She is a doctoral student in MU’s department of educational, school and counseling psychology. Her studies have explored how black women feel about their bodies, because existing research had indicated a mixture of satisfaction and dissatisfaction with the way they look.

Earlier this summer, her research won a graduate student award from the American Psychological Association's graduate student award. 

Bledman surveyed 79 black women, mostly MU students to find out how satisfied they were with their bodies. Using a set of images, she asked them to select their actual body shape and their ideal.

Most participants said generally, they were satisfied with their bodies, but given the chance to change something, they would.

“Many of the women said that they would have a smaller waist, a flatter stomach and a bigger butt,” Bledman said. “That’s a hard shape to really maintain, unless you’re, like, Kim Kardashian.”

Although she said her research cannot be generalized to the entire African-American population, she said she hopes her research will validate women’s experiences and let them know other women feel the same way.

 “There’s a societal idea that you should be thin, or you should look a certain way, and sometimes you can’t look that way,” she said. “It’s really hard for an African-American woman to look like a thin white woman.”

Columbia native Renella Ballinger, 45, identifies with Bledman’s findings. She said she is pretty satisfied with her figure but sometimes struggles to keep weight off.

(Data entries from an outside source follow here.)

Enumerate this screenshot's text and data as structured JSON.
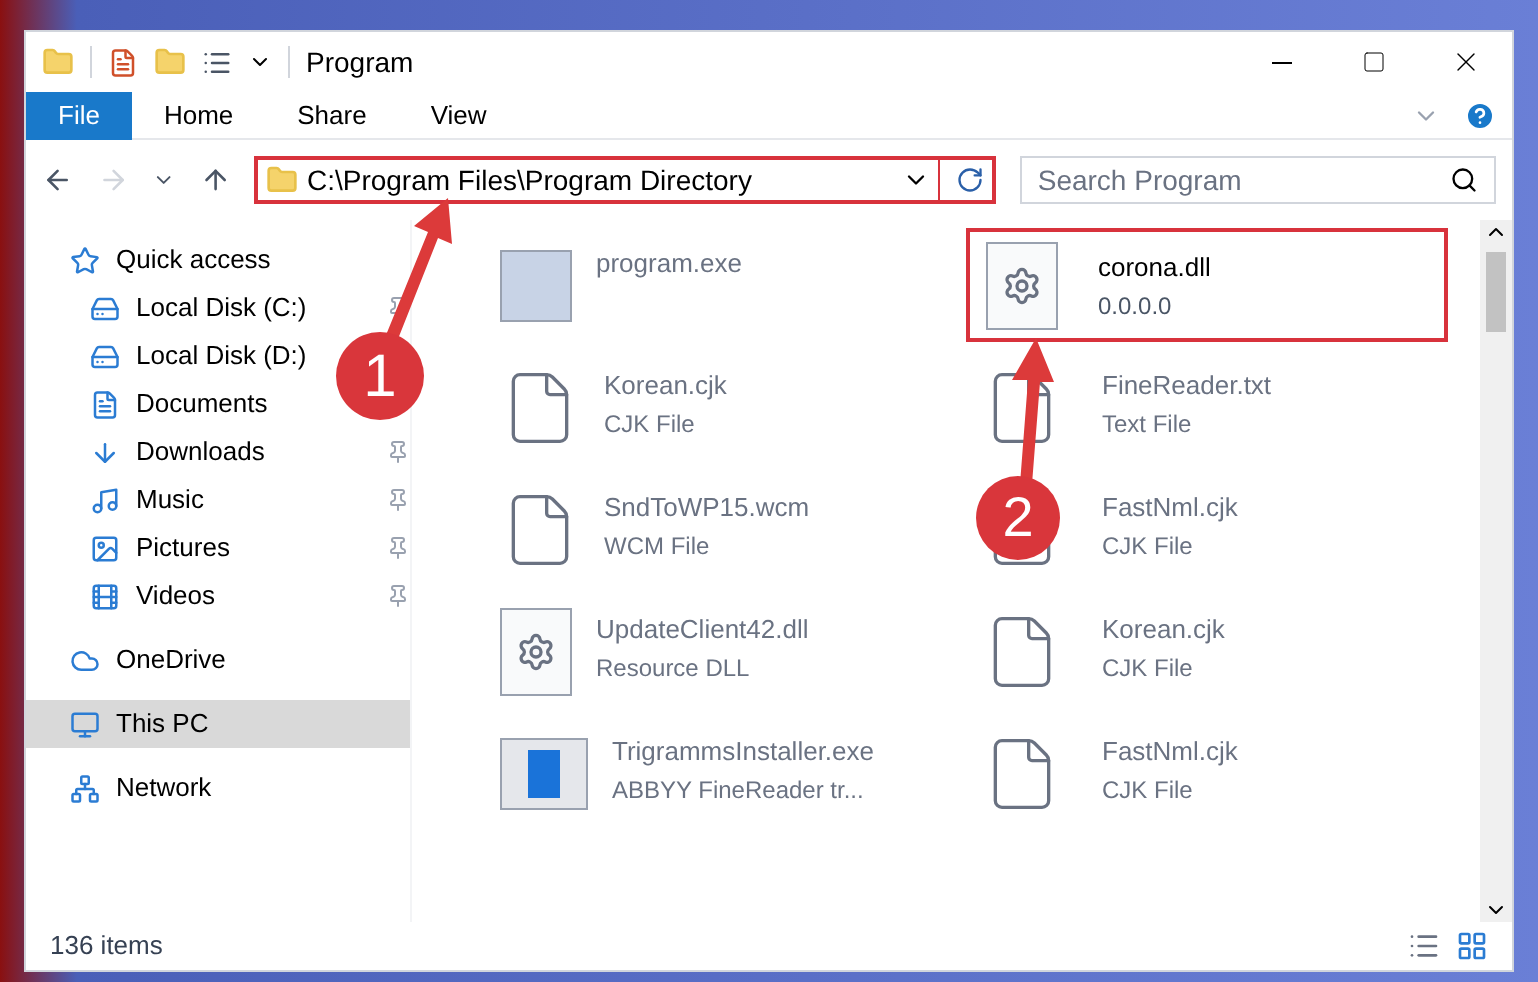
{
  "window": {
    "title": "Program"
  },
  "ribbon_tabs": [
    {
      "label": "File",
      "selected": true
    },
    {
      "label": "Home",
      "selected": false
    },
    {
      "label": "Share",
      "selected": false
    },
    {
      "label": "View",
      "selected": false
    }
  ],
  "address_bar": {
    "path": "C:\\Program Files\\Program Directory"
  },
  "search": {
    "placeholder": "Search Program"
  },
  "sidebar": {
    "items": [
      {
        "label": "Quick access",
        "kind": "section",
        "pinned": false,
        "selected": false
      },
      {
        "label": "Local Disk (C:)",
        "kind": "place",
        "pinned": true,
        "selected": false
      },
      {
        "label": "Local Disk (D:)",
        "kind": "place",
        "pinned": false,
        "selected": false
      },
      {
        "label": "Documents",
        "kind": "place",
        "pinned": false,
        "selected": false
      },
      {
        "label": "Downloads",
        "kind": "place",
        "pinned": true,
        "selected": false
      },
      {
        "label": "Music",
        "kind": "place",
        "pinned": true,
        "selected": false
      },
      {
        "label": "Pictures",
        "kind": "place",
        "pinned": true,
        "selected": false
      },
      {
        "label": "Videos",
        "kind": "place",
        "pinned": true,
        "selected": false
      },
      {
        "label": "OneDrive",
        "kind": "section",
        "pinned": false,
        "selected": false
      },
      {
        "label": "This PC",
        "kind": "section",
        "pinned": false,
        "selected": true
      },
      {
        "label": "Network",
        "kind": "section",
        "pinned": false,
        "selected": false
      }
    ]
  },
  "files": [
    {
      "name": "program.exe",
      "faded": true,
      "highlighted": false,
      "kind": "app"
    },
    {
      "name": "corona.dll",
      "detail": "0.0.0.0",
      "faded": false,
      "highlighted": true,
      "kind": "dll"
    },
    {
      "name": "Korean.cjk",
      "detail": "CJK File",
      "faded": true,
      "highlighted": false,
      "kind": "file"
    },
    {
      "name": "FineReader.txt",
      "detail": "Text File",
      "faded": true,
      "highlighted": false,
      "kind": "file"
    },
    {
      "name": "SndToWP15.wcm",
      "detail": "WCM File",
      "faded": true,
      "highlighted": false,
      "kind": "file"
    },
    {
      "name": "FastNml.cjk",
      "detail": "CJK File",
      "faded": true,
      "highlighted": false,
      "kind": "file"
    },
    {
      "name": "UpdateClient42.dll",
      "detail": "Resource DLL",
      "faded": true,
      "highlighted": false,
      "kind": "dll"
    },
    {
      "name": "Korean.cjk",
      "detail": "CJK File",
      "faded": true,
      "highlighted": false,
      "kind": "file"
    },
    {
      "name": "TrigrammsInstaller.exe",
      "detail": "ABBYY FineReader tr...",
      "faded": true,
      "highlighted": false,
      "kind": "installer"
    },
    {
      "name": "FastNml.cjk",
      "detail": "CJK File",
      "faded": true,
      "highlighted": false,
      "kind": "file"
    }
  ],
  "status_bar": {
    "count": "136 items"
  },
  "callouts": [
    "1",
    "2"
  ]
}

“I’ve always been naturally thinner,” Ballinger said. “The weight that I’ve gained has mainly come with age. I’m not really dissatisfied; it’s just hard to maintain without being active.”

Most of her dissatisfaction centers upon her lower torso, she said.

“They call us thick,” she said. “We’re built that way.”

Ballinger’s sister, Twanda Thomas, 41, agreed with the findings.

She said her concerns about weight have less to do with body image and more to do with health.

“I think we get more worried about (weight) because of diabetes and hypertension,” Thomas said.


Like what you see here? Become a member.

Show Me the Errors (What's this?)

Report corrections or additions here. Leave comments below here.

You must be logged in to participate in the Show Me the Errors contest.


Ray Shapiro July 27, 2010 | 5:46 p.m.

(“There’s a societal idea that you should be thin, or you should look a certain way, and sometimes you can’t look that way,” she said. “It’s really hard for an African-American woman to look like a thin white woman.”)

Lady Obama blames this on the lack of access to fresh fruits and vegetables.

(Report Comment)
Gregg Johnston July 28, 2010 | 6:27 a.m.

A STUDY? Using 79 MU folks? That's "junk science" and totally pointless. If she was paid anything for this "study", she should be prosecuted for theft and the person who gave her the money should be committeed to the loony bin.

(Report Comment)

Leave a comment

Speak up and join the conversation! Make sure to follow the guidelines outlined below and register with our site. You must be logged in to comment. (Our full comment policy is here.)

  • Don't use obscene, profane or vulgar language.
  • Don't use language that makes personal attacks on fellow commenters or discriminates based on race, religion, gender or ethnicity.
  • Use your real first and last name when registering on the website. It will be published with every comment. (Read why we ask for that here.)
  • Don’t solicit or promote businesses.

We are not able to monitor every comment that comes through. If you see something objectionable, please click the "Report comment" link.

You must be logged in to comment.

Forget your password?

Don't have an account? Register here.